It pays to have a trusted analytics consultant helping you with these complex migrations and to ensure a smooth analytics transition for you and your team.

Training & Knowledge Transfer

Training up your analysts, report builders, and dashboard end-users should not be an afterthought. Though the essential data related to user behavior on your website is going to be comparable, there are significant differences in how that data is stored and how it can be queried into reports and dashboards. Additionally, Analytics 360 integrates with a different toolset than Adobe Analytics. To get the full benefits of your transition, it will be important for your team to develop some expertise on which tools work best with Analytics 360 for data visualization, audience insights, Big Data, and website optimization.

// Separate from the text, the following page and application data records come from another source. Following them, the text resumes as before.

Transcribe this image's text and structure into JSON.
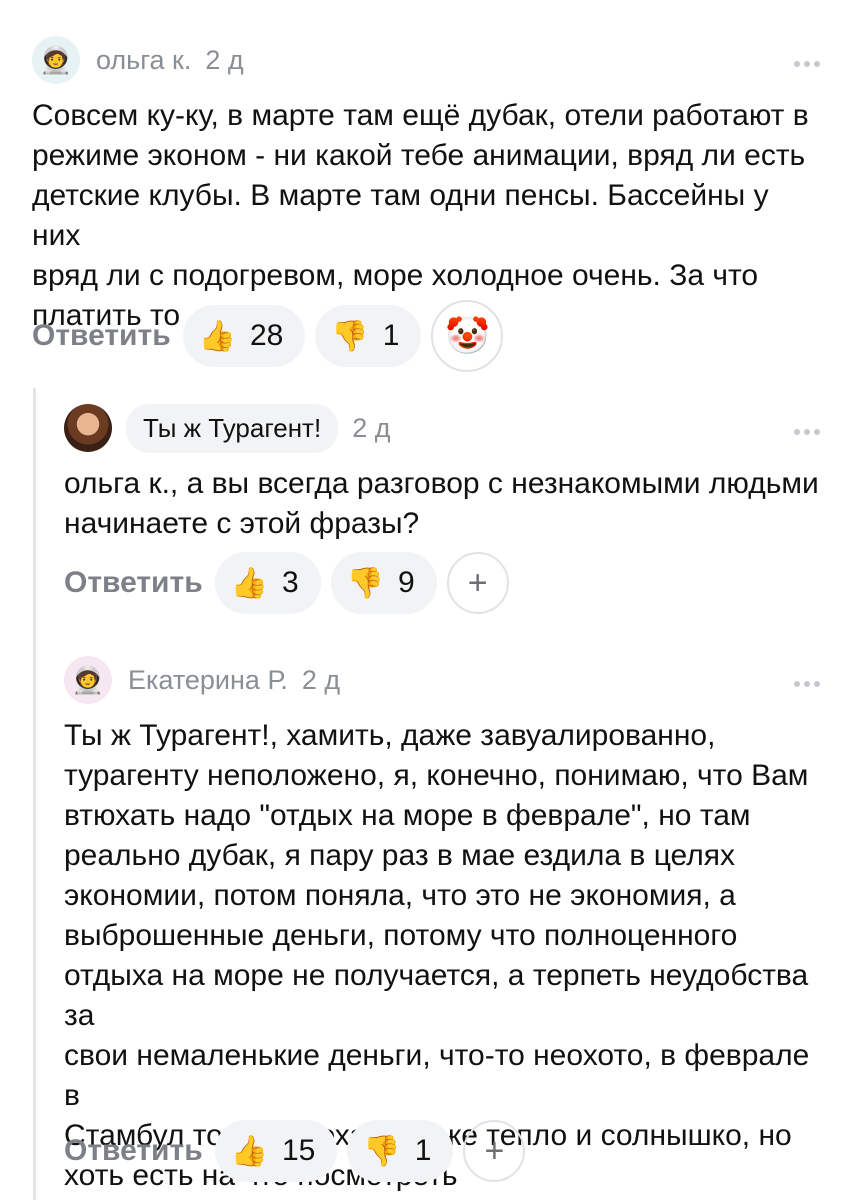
{
  "comments": [
    {
      "author": "ольга к.",
      "date": "2 д",
      "text": "Совсем ку-ку, в марте там ещё дубак, отели работают в\nрежиме эконом - ни какой  тебе анимации, вряд ли есть\nдетские клубы. В марте там одни пенсы. Бассейны у них\nвряд ли с подогревом, море холодное очень. За что\nплатить то",
      "reply_label": "Ответить",
      "likes": "28",
      "dislikes": "1",
      "extra_reaction": "🤡",
      "avatar_icon": "astronaut-icon"
    },
    {
      "author": "Ты ж Турагент!",
      "date": "2 д",
      "text": "ольга к., а вы всегда разговор с незнакомыми людьми\nначинаете с этой фразы?",
      "reply_label": "Ответить",
      "likes": "3",
      "dislikes": "9",
      "add_reaction": "+",
      "avatar_icon": "user-photo"
    },
    {
      "author": "Екатерина Р.",
      "date": "2 д",
      "text": "Ты ж Турагент!, хамить, даже завуалированно,\nтурагенту неположено, я, конечно, понимаю, что Вам\nвтюхать надо \"отдых на море в феврале\", но там\nреально дубак, я пару раз в мае ездила в целях\nэкономии, потом поняла, что это не экономия, а\nвыброшенные деньги, потому что полноценного\nотдыха на море не получается, а терпеть неудобства за\nсвои немаленькие деньги, что-то неохото, в феврале в\nСтамбул тогда уж ехать, тоже тепло и солнышко, но\nхоть есть на что посмотреть",
      "reply_label": "Ответить",
      "likes": "15",
      "dislikes": "1",
      "add_reaction": "+",
      "avatar_icon": "astronaut-icon"
    }
  ],
  "icons": {
    "like": "👍",
    "dislike": "👎",
    "astronaut": "🧑‍🚀"
  },
  "colors": {
    "muted_text": "#8a8e95",
    "chip_bg": "#f1f3f5",
    "thread_line": "#e3e5e8"
  }
}
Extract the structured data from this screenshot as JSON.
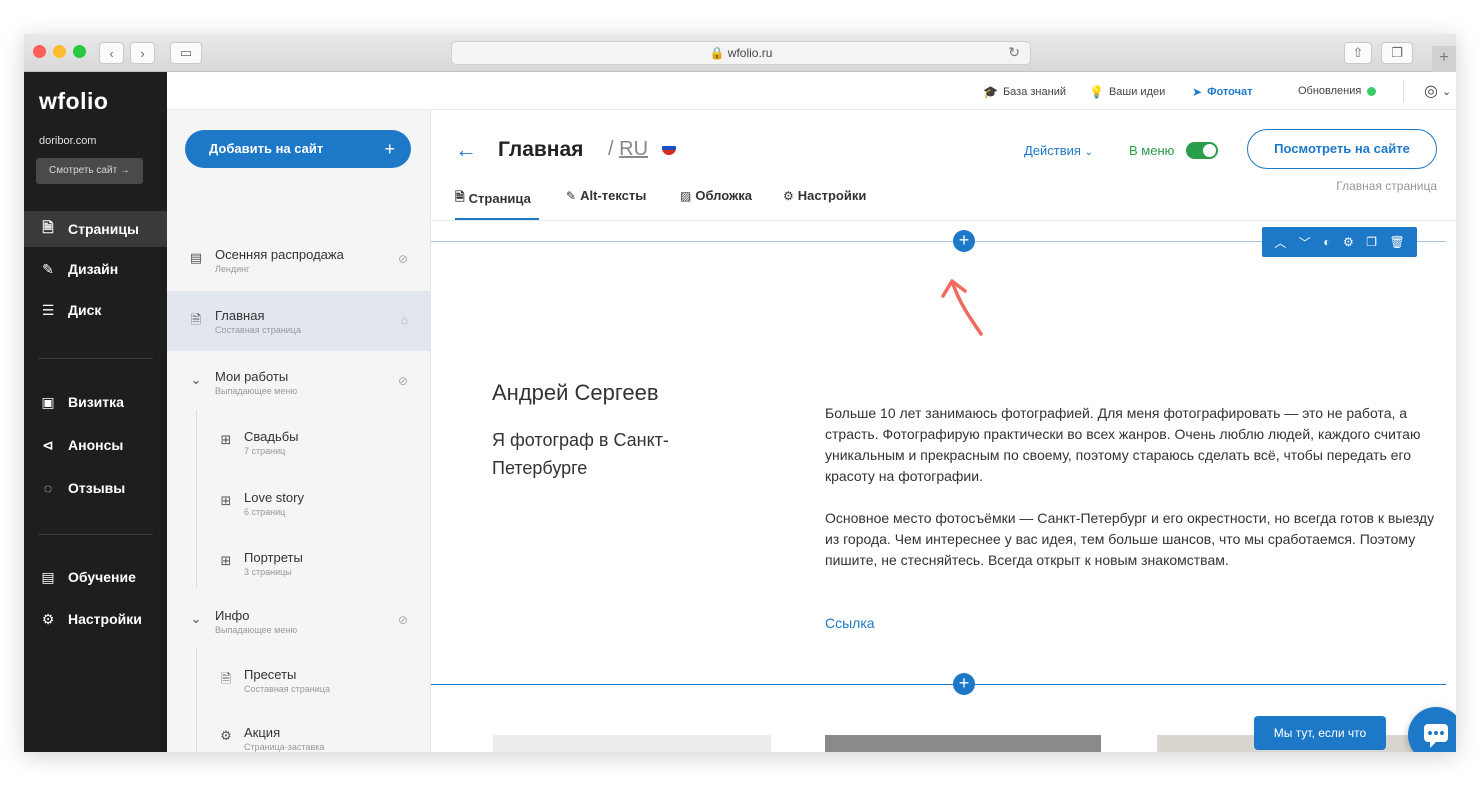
{
  "browser": {
    "url": "wfolio.ru",
    "traffic": {
      "close": "#fe5f57",
      "min": "#febc2e",
      "max": "#28c840"
    }
  },
  "brand": {
    "logo": "wfolio",
    "domain": "doribor.com",
    "view_site": "Смотреть сайт →"
  },
  "nav": {
    "top": [
      {
        "label": "Страницы",
        "icon": "page-icon",
        "glyph": "🗎",
        "active": true
      },
      {
        "label": "Дизайн",
        "icon": "brush-icon",
        "glyph": "✎",
        "active": false
      },
      {
        "label": "Диск",
        "icon": "database-icon",
        "glyph": "☰",
        "active": false
      }
    ],
    "middle": [
      {
        "label": "Визитка",
        "icon": "id-card-icon",
        "glyph": "▣"
      },
      {
        "label": "Анонсы",
        "icon": "megaphone-icon",
        "glyph": "⊲"
      },
      {
        "label": "Отзывы",
        "icon": "chat-bubbles-icon",
        "glyph": "◌"
      }
    ],
    "bottom": [
      {
        "label": "Обучение",
        "icon": "book-icon",
        "glyph": "▤"
      },
      {
        "label": "Настройки",
        "icon": "gear-icon",
        "glyph": "⚙"
      }
    ]
  },
  "topbar": {
    "knowledge": "База знаний",
    "ideas": "Ваши идеи",
    "photochat": "Фоточат",
    "updates": "Обновления",
    "updates_status_color": "#3cc96a"
  },
  "pages_panel": {
    "add_label": "Добавить на сайт",
    "add_plus": "+",
    "items": [
      {
        "title": "Осенняя распродажа",
        "sub": "Лендинг",
        "icon": "landing-icon",
        "glyph": "▤",
        "right": "hidden-eye-icon",
        "right_glyph": "⊘",
        "level": 0,
        "active": false
      },
      {
        "title": "Главная",
        "sub": "Составная страница",
        "icon": "page-icon",
        "glyph": "🗎",
        "right": "home-icon",
        "right_glyph": "⌂",
        "level": 0,
        "active": true
      },
      {
        "title": "Мои работы",
        "sub": "Выпадающее меню",
        "icon": "chevron-down-icon",
        "glyph": "⌄",
        "right": "hidden-eye-icon",
        "right_glyph": "⊘",
        "level": 0,
        "active": false
      },
      {
        "title": "Свадьбы",
        "sub": "7 страниц",
        "icon": "grid-icon",
        "glyph": "⊞",
        "level": 1,
        "active": false
      },
      {
        "title": "Love story",
        "sub": "6 страниц",
        "icon": "grid-icon",
        "glyph": "⊞",
        "level": 1,
        "active": false
      },
      {
        "title": "Портреты",
        "sub": "3 страницы",
        "icon": "grid-icon",
        "glyph": "⊞",
        "level": 1,
        "active": false
      },
      {
        "title": "Инфо",
        "sub": "Выпадающее меню",
        "icon": "chevron-down-icon",
        "glyph": "⌄",
        "right": "hidden-eye-icon",
        "right_glyph": "⊘",
        "level": 0,
        "active": false
      },
      {
        "title": "Пресеты",
        "sub": "Составная страница",
        "icon": "page-icon",
        "glyph": "🗎",
        "level": 1,
        "active": false
      },
      {
        "title": "Акция",
        "sub": "Страница-заставка",
        "icon": "gear-icon",
        "glyph": "⚙",
        "level": 1,
        "active": false
      }
    ]
  },
  "main": {
    "title": "Главная",
    "lang_sep": "/",
    "lang": "RU",
    "actions": "Действия",
    "in_menu": "В меню",
    "view_on_site": "Посмотреть на сайте",
    "page_label": "Главная страница",
    "tabs": [
      {
        "label": "Страница",
        "icon": "page-icon",
        "glyph": "🗎"
      },
      {
        "label": "Alt-тексты",
        "icon": "edit-icon",
        "glyph": "✎"
      },
      {
        "label": "Обложка",
        "icon": "image-icon",
        "glyph": "▨"
      },
      {
        "label": "Настройки",
        "icon": "gear-icon",
        "glyph": "⚙"
      }
    ],
    "block_tools": [
      {
        "name": "move-up-icon",
        "glyph": "︿"
      },
      {
        "name": "move-down-icon",
        "glyph": "﹀"
      },
      {
        "name": "palette-icon",
        "glyph": "◐"
      },
      {
        "name": "gear-icon",
        "glyph": "⚙"
      },
      {
        "name": "copy-icon",
        "glyph": "❐"
      },
      {
        "name": "trash-icon",
        "glyph": "🗑"
      }
    ],
    "name": "Андрей Сергеев",
    "tagline": "Я фотограф в Санкт-Петербурге",
    "para1": "Больше 10 лет занимаюсь фотографией. Для меня фотографировать — это не работа, а страсть. Фотографирую практически во всех жанров. Очень люблю людей, каждого считаю уникальным и прекрасным по своему, поэтому стараюсь сделать всё, чтобы передать его красоту на фотографии.",
    "para2": "Основное место фотосъёмки — Санкт-Петербург и его окрестности, но всегда готов к выезду из города. Чем интереснее у вас идея, тем больше шансов, что мы сработаемся. Поэтому пишите, не стесняйтесь. Всегда открыт к новым знакомствам.",
    "link": "Ссылка",
    "chat_label": "Мы тут, если что"
  }
}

Plan for at least 60 to 90 days, and we recommend using a Google Analytics Certified Partner to help with in-depth, comprehensive training.

Soon You’ll Be Using Your Analytics 360 Reporting:

Migration from Adobe Analytics to Google Analytics 360

Patrick Soch

This post was originally written by
Patrick Soch
Digital Analytics Consultant, e-nor

Bashar Hafez

Bashar Hafez

Bashar is a seasoned global technology executive with nearly 20 years of experience leading software, product development, and analytics organizations at Fortune 500 companies, regional and global brands.

Related resources